**What to work on:** Pictures excluded, copy every record that follows exactly as it appears.

**Data under study:**
###

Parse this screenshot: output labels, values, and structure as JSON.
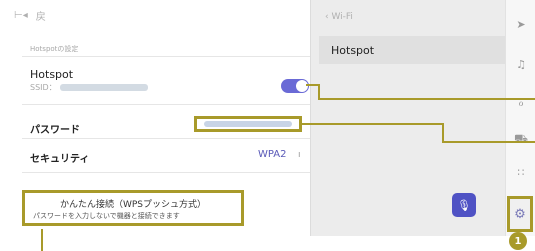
{
  "left": {
    "topbar_icon": "lock-icon",
    "back_label": "戻",
    "section_title": "Hotspotの設定",
    "hotspot_label": "Hotspot",
    "ssid_label": "SSID：",
    "password_label": "パスワード",
    "security_label": "セキュリティ",
    "security_value": "WPA2",
    "wps_title": "かんたん接続（WPSプッシュ方式）",
    "wps_sub": "パスワードを入力しないで機器と接続できます"
  },
  "right": {
    "breadcrumb": "‹  Wi-Fi",
    "active_item": "Hotspot"
  },
  "callout": {
    "badge": "1",
    "accent": "#a89a2a"
  },
  "colors": {
    "toggle_on": "#6a6ad6",
    "mic_button": "#4f52c4"
  }
}
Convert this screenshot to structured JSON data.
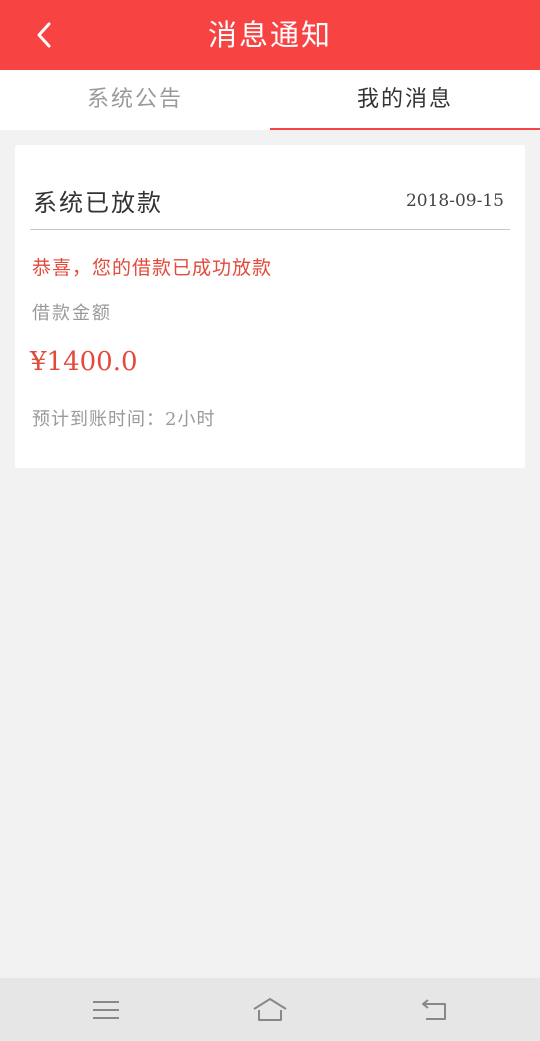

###

**Output for this task:**
Parse this screenshot: output labels, values, and structure as JSON.
{
  "left": {
    "topbar_icon": "lock-icon",
    "back_label": "戻",
    "section_title": "Hotspotの設定",
    "hotspot_label": "Hotspot",
    "ssid_label": "SSID：",
    "password_label": "パスワード",
    "security_label": "セキュリティ",
    "security_value": "WPA2",
    "wps_title": "かんたん接続（WPSプッシュ方式）",
    "wps_sub": "パスワードを入力しないで機器と接続できます"
  },
  "right": {
    "breadcrumb": "‹  Wi-Fi",
    "active_item": "Hotspot"
  },
  "callout": {
    "badge": "1",
    "accent": "#a89a2a"
  },
  "colors": {
    "toggle_on": "#6a6ad6",
    "mic_button": "#4f52c4"
  }
}
Convert this screenshot to structured JSON data.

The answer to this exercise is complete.